Henry David Thoreau is quoted as saying, “Happiness is like a butterfly: the more you chase it, the more it will elude you, but if you turn your attention to other things, it will come and sit softly on your shoulder.” I would revise this statement by replacing “happiness” with “sleep” — it seems the more ardently you pursue some shut-eye, the harder it becomes to fall asleep.
More and more Americans are not getting the recommended seven to eight hours of zzz’s a night. Indeed, “About one-third of people living in first world countries are required to wake up two hours before their circadian clocks, or ‘natural waking times,’ tell them to, and 69% of people have to wake up one hour before their bodies would like them to,” according to a study published in Current Biology. The evidence shows that this is a problem that can wreak havoc on our bodies and, of course, our brains.
One animal study published in The Journal of Neuroscience demonstrated that, “Prolonged lack of sleep led to 25% of certain brain cells dying,” in mice. In their study, the researchers replicated the type of “sleep loss common in modern life, through night shifts or long hours in the office.” Even more worrisome: these changes appear to be permanent. Dr. Sigrid Veasey, a professor of medicine at the University of Pennsylvania, states that, “We now have evidence that sleep loss can lead to irreversible injury.”
These results were echoed in several studies conducted on humans. One study published in the journal Sleep in particular found that “just one night of sleep deprivation was linked with signs of brain tissue loss, measured by blood levels of two brain molecules that usually increase after brain damage.”
Additionally, a separate, longitudinal study published in Neurology took MRIs of research participants’ brains over the course of three and a half years. They discovered that, “Those with sleep problems had a more rapid decline in brain volume or size over the course of the study than those who slept well. The results were even more significant in participants over the age of 60.”
So what do these structural changes potentially mean for our daily cognitive functioning? For starters, it causes significant detriment to your memory processing systems. Studies show that getting enough sleep can help you remember things you learned the day before, particular in a classroom setting.
Furthermore, one study published in Psychological Science found that sleep-deprived participants “were significantly more likely to say they had seen a news video when they in fact never had” and that “38% of them incorporated false information the researchers had given them,” while recounting a personal story.
Lack of sleep is also harmful to our emotional well-being.
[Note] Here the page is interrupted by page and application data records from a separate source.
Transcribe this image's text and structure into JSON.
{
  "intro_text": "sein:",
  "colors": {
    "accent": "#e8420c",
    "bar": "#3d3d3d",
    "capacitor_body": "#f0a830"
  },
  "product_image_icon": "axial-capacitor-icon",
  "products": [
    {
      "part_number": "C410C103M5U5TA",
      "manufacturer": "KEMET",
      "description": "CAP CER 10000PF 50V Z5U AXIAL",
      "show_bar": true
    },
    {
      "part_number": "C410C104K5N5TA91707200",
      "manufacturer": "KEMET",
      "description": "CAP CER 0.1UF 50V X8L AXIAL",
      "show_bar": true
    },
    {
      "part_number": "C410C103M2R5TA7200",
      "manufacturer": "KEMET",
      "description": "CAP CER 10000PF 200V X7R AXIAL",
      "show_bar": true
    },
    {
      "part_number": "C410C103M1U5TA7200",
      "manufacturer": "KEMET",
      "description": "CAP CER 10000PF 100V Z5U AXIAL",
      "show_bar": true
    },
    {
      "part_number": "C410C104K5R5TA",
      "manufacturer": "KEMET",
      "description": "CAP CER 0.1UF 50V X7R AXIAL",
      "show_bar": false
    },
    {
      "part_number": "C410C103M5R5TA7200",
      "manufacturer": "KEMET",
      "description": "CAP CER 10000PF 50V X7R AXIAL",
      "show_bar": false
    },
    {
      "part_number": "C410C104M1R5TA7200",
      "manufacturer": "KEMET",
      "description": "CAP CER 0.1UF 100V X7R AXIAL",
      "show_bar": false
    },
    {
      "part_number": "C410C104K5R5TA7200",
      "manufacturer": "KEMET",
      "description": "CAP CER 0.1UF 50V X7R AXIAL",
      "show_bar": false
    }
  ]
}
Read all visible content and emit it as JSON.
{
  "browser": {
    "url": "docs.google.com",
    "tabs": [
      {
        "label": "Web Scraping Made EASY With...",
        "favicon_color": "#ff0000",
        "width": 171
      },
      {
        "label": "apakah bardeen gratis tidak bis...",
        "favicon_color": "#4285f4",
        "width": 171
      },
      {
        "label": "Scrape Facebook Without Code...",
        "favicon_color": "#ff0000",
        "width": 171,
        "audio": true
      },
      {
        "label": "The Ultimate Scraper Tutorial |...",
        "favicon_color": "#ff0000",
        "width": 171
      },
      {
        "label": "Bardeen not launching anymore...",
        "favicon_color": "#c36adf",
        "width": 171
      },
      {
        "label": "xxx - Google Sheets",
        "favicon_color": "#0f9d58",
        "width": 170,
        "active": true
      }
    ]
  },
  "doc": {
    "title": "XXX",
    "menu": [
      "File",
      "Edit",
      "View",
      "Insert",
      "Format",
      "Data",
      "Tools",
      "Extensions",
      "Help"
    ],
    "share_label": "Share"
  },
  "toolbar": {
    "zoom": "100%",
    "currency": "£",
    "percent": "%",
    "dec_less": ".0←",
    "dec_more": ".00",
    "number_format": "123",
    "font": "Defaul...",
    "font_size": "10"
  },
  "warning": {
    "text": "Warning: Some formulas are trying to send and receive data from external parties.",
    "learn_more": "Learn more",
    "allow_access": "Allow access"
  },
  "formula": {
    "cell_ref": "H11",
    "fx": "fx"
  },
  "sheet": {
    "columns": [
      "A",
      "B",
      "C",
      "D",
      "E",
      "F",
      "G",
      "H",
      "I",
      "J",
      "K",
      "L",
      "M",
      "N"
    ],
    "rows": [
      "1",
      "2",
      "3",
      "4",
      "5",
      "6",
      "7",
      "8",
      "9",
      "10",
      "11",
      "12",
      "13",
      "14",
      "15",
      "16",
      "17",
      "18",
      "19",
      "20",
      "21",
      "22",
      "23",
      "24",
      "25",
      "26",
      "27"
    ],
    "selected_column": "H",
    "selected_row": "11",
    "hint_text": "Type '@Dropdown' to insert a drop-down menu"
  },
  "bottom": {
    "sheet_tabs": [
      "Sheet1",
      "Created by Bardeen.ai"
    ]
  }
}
First and foremost, there is a strong correlation between insomnia and depression. It also can cause us to become more irrational. One study published in Current Biology used functioning magnetic resonance imaging to show that “after sleep deprivation, the brain’s emotional centers were more than 60% more reactive.” Anyone who has ever pulled an all-nighter can probably attest to the fact that mood swings are a natural result.
Clearly, getting plenty of sleep is important for a variety of reasons. But remember, it’s not just about the quantity (that is, your hours) of sleep, it’s also about the quality of your sleep. You should put your screen down at least 30 minutes before you go to bed — otherwise, you may have trouble falling asleep and staying asleep, as the blue light can disrupt your body’s circadian rhythms.
You may find that practicing mindfulness or meditation before heading to bed can help you. Check out research that shows how to fall asleep faster or reach out to a medical professional, if you feel that you could be suffering from a sleep disorder, like insomnia.
Making sure that you are using a comfortable mattress and bed frame is also really important for a good night’s sleep. Lastly, sleeping in total darkness has been shown to improve sleep quality. Try using blackout curtains for the windows in your room to block out all light that is entering your room from the outside. Blackout curtains are especially useful if you’re living in the city and there is a ton of artificial light coming in.